TO DO:
Using the listing below, work out the number of lines in which "Eingabe" appears; return only that figure.

GIVEN DATA:
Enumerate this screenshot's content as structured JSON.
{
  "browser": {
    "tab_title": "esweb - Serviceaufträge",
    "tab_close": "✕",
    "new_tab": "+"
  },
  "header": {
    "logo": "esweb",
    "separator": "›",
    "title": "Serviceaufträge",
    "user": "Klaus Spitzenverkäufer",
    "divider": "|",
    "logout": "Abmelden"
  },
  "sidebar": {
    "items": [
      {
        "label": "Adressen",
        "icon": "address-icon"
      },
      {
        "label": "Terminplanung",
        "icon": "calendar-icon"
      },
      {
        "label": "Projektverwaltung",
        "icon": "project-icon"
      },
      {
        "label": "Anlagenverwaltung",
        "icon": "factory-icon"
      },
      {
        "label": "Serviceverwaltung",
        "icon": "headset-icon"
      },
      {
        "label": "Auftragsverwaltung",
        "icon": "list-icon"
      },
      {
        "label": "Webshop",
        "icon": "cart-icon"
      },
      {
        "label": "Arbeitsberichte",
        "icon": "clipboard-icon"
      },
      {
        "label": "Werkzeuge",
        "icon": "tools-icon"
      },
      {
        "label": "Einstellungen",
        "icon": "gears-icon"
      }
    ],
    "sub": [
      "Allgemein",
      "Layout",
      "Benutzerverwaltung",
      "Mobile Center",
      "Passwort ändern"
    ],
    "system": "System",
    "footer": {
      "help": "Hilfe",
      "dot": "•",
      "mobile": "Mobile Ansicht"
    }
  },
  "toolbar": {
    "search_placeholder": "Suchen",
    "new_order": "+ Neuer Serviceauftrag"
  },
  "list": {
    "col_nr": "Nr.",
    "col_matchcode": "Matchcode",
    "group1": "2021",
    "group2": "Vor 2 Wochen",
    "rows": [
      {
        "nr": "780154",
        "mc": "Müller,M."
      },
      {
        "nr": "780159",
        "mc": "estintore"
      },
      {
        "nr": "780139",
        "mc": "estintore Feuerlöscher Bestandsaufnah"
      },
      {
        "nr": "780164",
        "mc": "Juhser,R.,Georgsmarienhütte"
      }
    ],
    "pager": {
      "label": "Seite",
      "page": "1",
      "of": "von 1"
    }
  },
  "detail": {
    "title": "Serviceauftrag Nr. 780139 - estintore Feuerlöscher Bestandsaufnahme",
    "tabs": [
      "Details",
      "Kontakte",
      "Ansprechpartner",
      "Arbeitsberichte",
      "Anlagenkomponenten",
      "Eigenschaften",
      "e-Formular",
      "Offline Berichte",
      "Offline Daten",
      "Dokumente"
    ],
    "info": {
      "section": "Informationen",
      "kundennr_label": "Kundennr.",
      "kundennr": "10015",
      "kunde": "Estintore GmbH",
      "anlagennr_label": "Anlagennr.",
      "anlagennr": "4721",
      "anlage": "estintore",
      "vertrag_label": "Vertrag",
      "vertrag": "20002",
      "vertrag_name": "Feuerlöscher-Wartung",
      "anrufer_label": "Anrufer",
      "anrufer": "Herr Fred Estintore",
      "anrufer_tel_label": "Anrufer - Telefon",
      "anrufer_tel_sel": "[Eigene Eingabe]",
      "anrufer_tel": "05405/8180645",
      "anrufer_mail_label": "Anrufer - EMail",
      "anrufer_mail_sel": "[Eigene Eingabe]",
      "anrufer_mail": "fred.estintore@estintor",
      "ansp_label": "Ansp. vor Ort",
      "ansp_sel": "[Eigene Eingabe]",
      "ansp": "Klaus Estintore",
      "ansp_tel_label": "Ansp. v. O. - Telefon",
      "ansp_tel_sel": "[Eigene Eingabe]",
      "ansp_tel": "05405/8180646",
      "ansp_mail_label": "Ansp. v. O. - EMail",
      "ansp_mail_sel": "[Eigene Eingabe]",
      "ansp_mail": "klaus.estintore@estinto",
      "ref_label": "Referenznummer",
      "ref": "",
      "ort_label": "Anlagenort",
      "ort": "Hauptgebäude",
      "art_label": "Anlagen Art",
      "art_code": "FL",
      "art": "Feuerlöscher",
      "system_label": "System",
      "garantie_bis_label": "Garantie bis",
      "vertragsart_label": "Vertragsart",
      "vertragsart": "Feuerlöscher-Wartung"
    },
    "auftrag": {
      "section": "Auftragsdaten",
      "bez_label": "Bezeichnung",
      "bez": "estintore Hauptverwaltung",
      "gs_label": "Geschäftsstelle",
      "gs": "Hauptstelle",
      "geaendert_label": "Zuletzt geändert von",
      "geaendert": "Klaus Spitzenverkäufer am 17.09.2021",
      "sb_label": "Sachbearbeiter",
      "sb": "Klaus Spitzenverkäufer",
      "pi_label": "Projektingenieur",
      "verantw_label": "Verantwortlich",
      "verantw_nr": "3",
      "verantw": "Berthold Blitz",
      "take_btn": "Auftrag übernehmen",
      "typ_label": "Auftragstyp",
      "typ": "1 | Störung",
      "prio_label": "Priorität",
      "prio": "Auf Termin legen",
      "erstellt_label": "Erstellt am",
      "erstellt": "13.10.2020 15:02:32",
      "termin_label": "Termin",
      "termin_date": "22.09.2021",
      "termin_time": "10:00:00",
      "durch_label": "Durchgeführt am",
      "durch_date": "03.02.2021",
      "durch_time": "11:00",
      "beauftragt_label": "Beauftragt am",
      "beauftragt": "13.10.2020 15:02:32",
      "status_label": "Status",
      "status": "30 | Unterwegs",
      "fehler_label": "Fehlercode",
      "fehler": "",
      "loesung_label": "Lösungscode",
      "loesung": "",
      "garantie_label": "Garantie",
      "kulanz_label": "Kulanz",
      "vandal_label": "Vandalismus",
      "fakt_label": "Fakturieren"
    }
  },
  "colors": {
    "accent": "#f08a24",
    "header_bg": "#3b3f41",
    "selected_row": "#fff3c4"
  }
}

EXERCISE OUTPUT:
5